The aging population and growth in digital innovations are global phenomena, according to a paper from the Organization for Economic Cooperation and Development (OECD) and the Global Coalition on Aging (GCOA), and the “smart use” of one opens opportunities for the other.
“Digital technology – done right – can keep the world’s aging populations independent, active and working longer than previously possible,” according to the paper. In addition to improvements in transportation and health care, including tele-health solutions, technology can help employers create more inclusive work forces; that benefits employers by maintaining a more experienced work force, and older workers by keeping them engaged and productive for longer.
“Long-term economic growth and sustainability relies on governments, industry and individuals getting this right,” the paper noted, but social and political approaches to aging are still centered on “20th- and even 19th-century ideas.”
Successfully adopting a “digital economy,” as the paper called it, requires changes in how we approach education, work policies, financial planning and social security programs.
“It also means adopting a new outlook in which aging populations are seen as more than just beneficiaries of technology, but also as drivers of technological innovation and economic growth in their own right,” according to the paper.
The findings in the paper come from a two-day conference in September between the OECD and GCOA at Harris Manchester College, University of Oxford.
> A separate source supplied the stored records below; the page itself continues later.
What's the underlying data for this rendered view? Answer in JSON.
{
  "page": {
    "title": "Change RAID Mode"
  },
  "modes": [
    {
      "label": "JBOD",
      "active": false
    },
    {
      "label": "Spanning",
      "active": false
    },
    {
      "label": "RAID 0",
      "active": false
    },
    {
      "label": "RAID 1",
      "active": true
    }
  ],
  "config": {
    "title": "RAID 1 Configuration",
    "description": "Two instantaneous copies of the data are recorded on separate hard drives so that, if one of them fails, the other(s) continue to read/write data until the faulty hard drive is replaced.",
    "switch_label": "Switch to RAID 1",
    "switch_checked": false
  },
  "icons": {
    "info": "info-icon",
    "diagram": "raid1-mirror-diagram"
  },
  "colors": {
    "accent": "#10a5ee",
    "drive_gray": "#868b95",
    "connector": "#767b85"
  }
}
They found that as a result of lower fertility rates and increasing lifespans, there will be 1 billion people over age 60 by 2020. Furthermore, in OECD countries there will be more people retiring than beginning careers over the next two years.
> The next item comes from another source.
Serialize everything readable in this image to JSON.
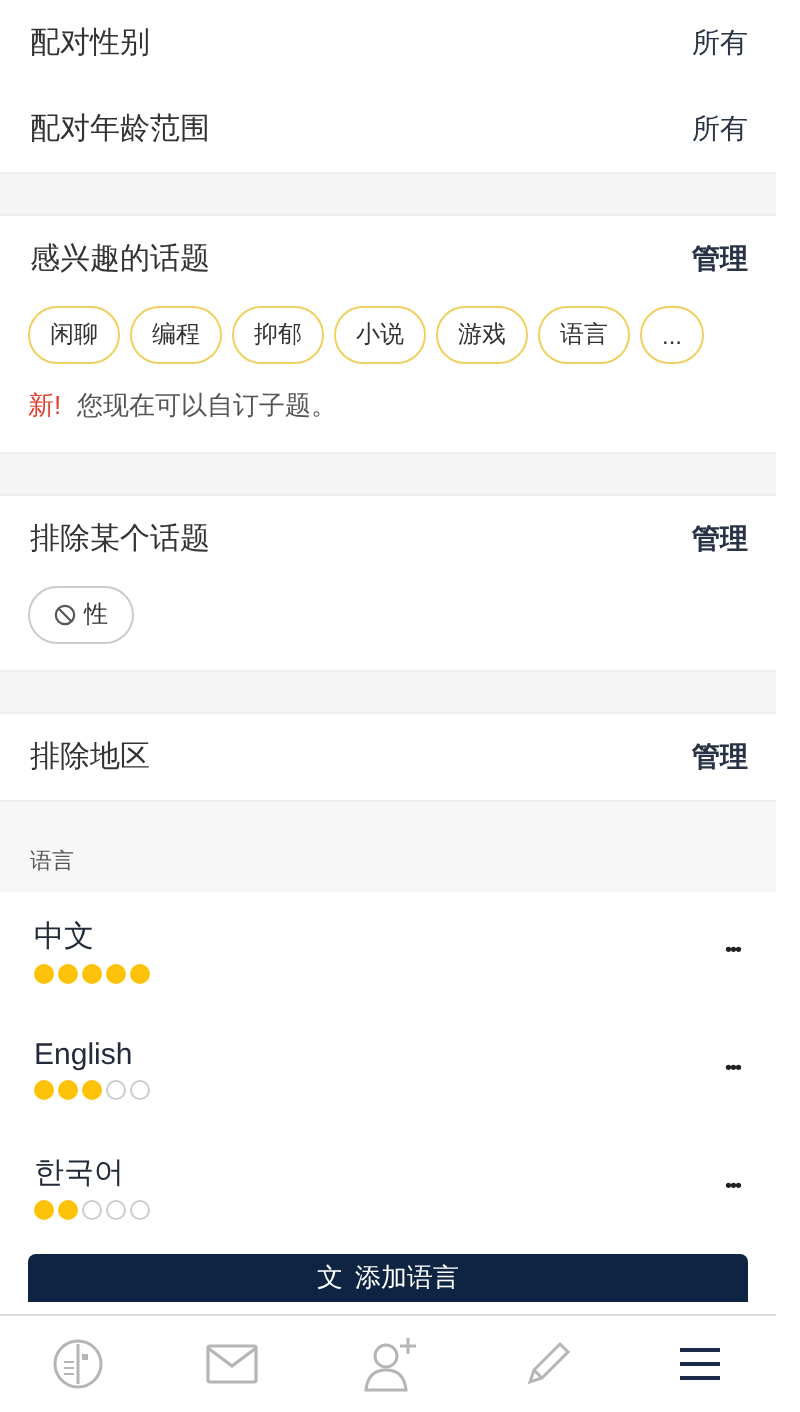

Sarah Harper, professor of gerontology and director of the Oxford Institute of Population Ageing, moderated a keynote at the conference, noting that “in demography, we tend to underestimate what is going to happen, while with technology we overestimate how quickly change will unfold,” according to the paper.
Key to addressing these issues is collaboration between public and private interests, including making career models and work environments more flexible. The paper pointed to the sharing economy as an example. In the United States, more than 30% of Uber drivers call themselves retired, and a 2015 PwC report said a quarter of people over 55 consider themselves part of the sharing economy, compared with 7% of Americans overall. The Bureau of Labor Statistics found 82% of independent contractors prefer their way of working over a “traditional job” with a salary and fixed hours.